§ What is expected: The pictures get left out, but everything else in the listing below must be duplicated exactly.

Top of Data records

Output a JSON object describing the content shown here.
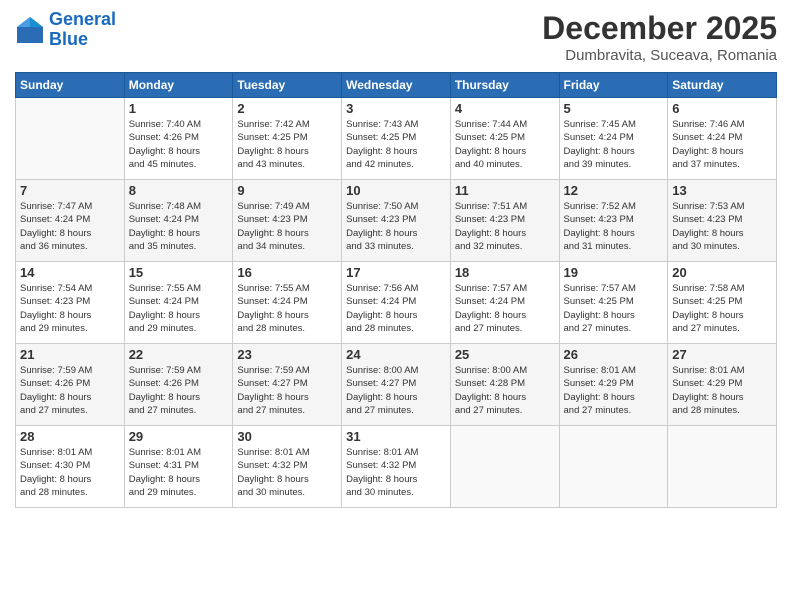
{
  "header": {
    "logo_line1": "General",
    "logo_line2": "Blue",
    "month": "December 2025",
    "location": "Dumbravita, Suceava, Romania"
  },
  "weekdays": [
    "Sunday",
    "Monday",
    "Tuesday",
    "Wednesday",
    "Thursday",
    "Friday",
    "Saturday"
  ],
  "weeks": [
    [
      {
        "day": "",
        "info": ""
      },
      {
        "day": "1",
        "info": "Sunrise: 7:40 AM\nSunset: 4:26 PM\nDaylight: 8 hours\nand 45 minutes."
      },
      {
        "day": "2",
        "info": "Sunrise: 7:42 AM\nSunset: 4:25 PM\nDaylight: 8 hours\nand 43 minutes."
      },
      {
        "day": "3",
        "info": "Sunrise: 7:43 AM\nSunset: 4:25 PM\nDaylight: 8 hours\nand 42 minutes."
      },
      {
        "day": "4",
        "info": "Sunrise: 7:44 AM\nSunset: 4:25 PM\nDaylight: 8 hours\nand 40 minutes."
      },
      {
        "day": "5",
        "info": "Sunrise: 7:45 AM\nSunset: 4:24 PM\nDaylight: 8 hours\nand 39 minutes."
      },
      {
        "day": "6",
        "info": "Sunrise: 7:46 AM\nSunset: 4:24 PM\nDaylight: 8 hours\nand 37 minutes."
      }
    ],
    [
      {
        "day": "7",
        "info": "Sunrise: 7:47 AM\nSunset: 4:24 PM\nDaylight: 8 hours\nand 36 minutes."
      },
      {
        "day": "8",
        "info": "Sunrise: 7:48 AM\nSunset: 4:24 PM\nDaylight: 8 hours\nand 35 minutes."
      },
      {
        "day": "9",
        "info": "Sunrise: 7:49 AM\nSunset: 4:23 PM\nDaylight: 8 hours\nand 34 minutes."
      },
      {
        "day": "10",
        "info": "Sunrise: 7:50 AM\nSunset: 4:23 PM\nDaylight: 8 hours\nand 33 minutes."
      },
      {
        "day": "11",
        "info": "Sunrise: 7:51 AM\nSunset: 4:23 PM\nDaylight: 8 hours\nand 32 minutes."
      },
      {
        "day": "12",
        "info": "Sunrise: 7:52 AM\nSunset: 4:23 PM\nDaylight: 8 hours\nand 31 minutes."
      },
      {
        "day": "13",
        "info": "Sunrise: 7:53 AM\nSunset: 4:23 PM\nDaylight: 8 hours\nand 30 minutes."
      }
    ],
    [
      {
        "day": "14",
        "info": "Sunrise: 7:54 AM\nSunset: 4:23 PM\nDaylight: 8 hours\nand 29 minutes."
      },
      {
        "day": "15",
        "info": "Sunrise: 7:55 AM\nSunset: 4:24 PM\nDaylight: 8 hours\nand 29 minutes."
      },
      {
        "day": "16",
        "info": "Sunrise: 7:55 AM\nSunset: 4:24 PM\nDaylight: 8 hours\nand 28 minutes."
      },
      {
        "day": "17",
        "info": "Sunrise: 7:56 AM\nSunset: 4:24 PM\nDaylight: 8 hours\nand 28 minutes."
      },
      {
        "day": "18",
        "info": "Sunrise: 7:57 AM\nSunset: 4:24 PM\nDaylight: 8 hours\nand 27 minutes."
      },
      {
        "day": "19",
        "info": "Sunrise: 7:57 AM\nSunset: 4:25 PM\nDaylight: 8 hours\nand 27 minutes."
      },
      {
        "day": "20",
        "info": "Sunrise: 7:58 AM\nSunset: 4:25 PM\nDaylight: 8 hours\nand 27 minutes."
      }
    ],
    [
      {
        "day": "21",
        "info": "Sunrise: 7:59 AM\nSunset: 4:26 PM\nDaylight: 8 hours\nand 27 minutes."
      },
      {
        "day": "22",
        "info": "Sunrise: 7:59 AM\nSunset: 4:26 PM\nDaylight: 8 hours\nand 27 minutes."
      },
      {
        "day": "23",
        "info": "Sunrise: 7:59 AM\nSunset: 4:27 PM\nDaylight: 8 hours\nand 27 minutes."
      },
      {
        "day": "24",
        "info": "Sunrise: 8:00 AM\nSunset: 4:27 PM\nDaylight: 8 hours\nand 27 minutes."
      },
      {
        "day": "25",
        "info": "Sunrise: 8:00 AM\nSunset: 4:28 PM\nDaylight: 8 hours\nand 27 minutes."
      },
      {
        "day": "26",
        "info": "Sunrise: 8:01 AM\nSunset: 4:29 PM\nDaylight: 8 hours\nand 27 minutes."
      },
      {
        "day": "27",
        "info": "Sunrise: 8:01 AM\nSunset: 4:29 PM\nDaylight: 8 hours\nand 28 minutes."
      }
    ],
    [
      {
        "day": "28",
        "info": "Sunrise: 8:01 AM\nSunset: 4:30 PM\nDaylight: 8 hours\nand 28 minutes."
      },
      {
        "day": "29",
        "info": "Sunrise: 8:01 AM\nSunset: 4:31 PM\nDaylight: 8 hours\nand 29 minutes."
      },
      {
        "day": "30",
        "info": "Sunrise: 8:01 AM\nSunset: 4:32 PM\nDaylight: 8 hours\nand 30 minutes."
      },
      {
        "day": "31",
        "info": "Sunrise: 8:01 AM\nSunset: 4:32 PM\nDaylight: 8 hours\nand 30 minutes."
      },
      {
        "day": "",
        "info": ""
      },
      {
        "day": "",
        "info": ""
      },
      {
        "day": "",
        "info": ""
      }
    ]
  ]
}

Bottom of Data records

§ Answer to this task:
Output a JSON object describing the content shown here.
{
  "header": {
    "logo_line1": "General",
    "logo_line2": "Blue",
    "month": "December 2025",
    "location": "Dumbravita, Suceava, Romania"
  },
  "weekdays": [
    "Sunday",
    "Monday",
    "Tuesday",
    "Wednesday",
    "Thursday",
    "Friday",
    "Saturday"
  ],
  "weeks": [
    [
      {
        "day": "",
        "info": ""
      },
      {
        "day": "1",
        "info": "Sunrise: 7:40 AM\nSunset: 4:26 PM\nDaylight: 8 hours\nand 45 minutes."
      },
      {
        "day": "2",
        "info": "Sunrise: 7:42 AM\nSunset: 4:25 PM\nDaylight: 8 hours\nand 43 minutes."
      },
      {
        "day": "3",
        "info": "Sunrise: 7:43 AM\nSunset: 4:25 PM\nDaylight: 8 hours\nand 42 minutes."
      },
      {
        "day": "4",
        "info": "Sunrise: 7:44 AM\nSunset: 4:25 PM\nDaylight: 8 hours\nand 40 minutes."
      },
      {
        "day": "5",
        "info": "Sunrise: 7:45 AM\nSunset: 4:24 PM\nDaylight: 8 hours\nand 39 minutes."
      },
      {
        "day": "6",
        "info": "Sunrise: 7:46 AM\nSunset: 4:24 PM\nDaylight: 8 hours\nand 37 minutes."
      }
    ],
    [
      {
        "day": "7",
        "info": "Sunrise: 7:47 AM\nSunset: 4:24 PM\nDaylight: 8 hours\nand 36 minutes."
      },
      {
        "day": "8",
        "info": "Sunrise: 7:48 AM\nSunset: 4:24 PM\nDaylight: 8 hours\nand 35 minutes."
      },
      {
        "day": "9",
        "info": "Sunrise: 7:49 AM\nSunset: 4:23 PM\nDaylight: 8 hours\nand 34 minutes."
      },
      {
        "day": "10",
        "info": "Sunrise: 7:50 AM\nSunset: 4:23 PM\nDaylight: 8 hours\nand 33 minutes."
      },
      {
        "day": "11",
        "info": "Sunrise: 7:51 AM\nSunset: 4:23 PM\nDaylight: 8 hours\nand 32 minutes."
      },
      {
        "day": "12",
        "info": "Sunrise: 7:52 AM\nSunset: 4:23 PM\nDaylight: 8 hours\nand 31 minutes."
      },
      {
        "day": "13",
        "info": "Sunrise: 7:53 AM\nSunset: 4:23 PM\nDaylight: 8 hours\nand 30 minutes."
      }
    ],
    [
      {
        "day": "14",
        "info": "Sunrise: 7:54 AM\nSunset: 4:23 PM\nDaylight: 8 hours\nand 29 minutes."
      },
      {
        "day": "15",
        "info": "Sunrise: 7:55 AM\nSunset: 4:24 PM\nDaylight: 8 hours\nand 29 minutes."
      },
      {
        "day": "16",
        "info": "Sunrise: 7:55 AM\nSunset: 4:24 PM\nDaylight: 8 hours\nand 28 minutes."
      },
      {
        "day": "17",
        "info": "Sunrise: 7:56 AM\nSunset: 4:24 PM\nDaylight: 8 hours\nand 28 minutes."
      },
      {
        "day": "18",
        "info": "Sunrise: 7:57 AM\nSunset: 4:24 PM\nDaylight: 8 hours\nand 27 minutes."
      },
      {
        "day": "19",
        "info": "Sunrise: 7:57 AM\nSunset: 4:25 PM\nDaylight: 8 hours\nand 27 minutes."
      },
      {
        "day": "20",
        "info": "Sunrise: 7:58 AM\nSunset: 4:25 PM\nDaylight: 8 hours\nand 27 minutes."
      }
    ],
    [
      {
        "day": "21",
        "info": "Sunrise: 7:59 AM\nSunset: 4:26 PM\nDaylight: 8 hours\nand 27 minutes."
      },
      {
        "day": "22",
        "info": "Sunrise: 7:59 AM\nSunset: 4:26 PM\nDaylight: 8 hours\nand 27 minutes."
      },
      {
        "day": "23",
        "info": "Sunrise: 7:59 AM\nSunset: 4:27 PM\nDaylight: 8 hours\nand 27 minutes."
      },
      {
        "day": "24",
        "info": "Sunrise: 8:00 AM\nSunset: 4:27 PM\nDaylight: 8 hours\nand 27 minutes."
      },
      {
        "day": "25",
        "info": "Sunrise: 8:00 AM\nSunset: 4:28 PM\nDaylight: 8 hours\nand 27 minutes."
      },
      {
        "day": "26",
        "info": "Sunrise: 8:01 AM\nSunset: 4:29 PM\nDaylight: 8 hours\nand 27 minutes."
      },
      {
        "day": "27",
        "info": "Sunrise: 8:01 AM\nSunset: 4:29 PM\nDaylight: 8 hours\nand 28 minutes."
      }
    ],
    [
      {
        "day": "28",
        "info": "Sunrise: 8:01 AM\nSunset: 4:30 PM\nDaylight: 8 hours\nand 28 minutes."
      },
      {
        "day": "29",
        "info": "Sunrise: 8:01 AM\nSunset: 4:31 PM\nDaylight: 8 hours\nand 29 minutes."
      },
      {
        "day": "30",
        "info": "Sunrise: 8:01 AM\nSunset: 4:32 PM\nDaylight: 8 hours\nand 30 minutes."
      },
      {
        "day": "31",
        "info": "Sunrise: 8:01 AM\nSunset: 4:32 PM\nDaylight: 8 hours\nand 30 minutes."
      },
      {
        "day": "",
        "info": ""
      },
      {
        "day": "",
        "info": ""
      },
      {
        "day": "",
        "info": ""
      }
    ]
  ]
}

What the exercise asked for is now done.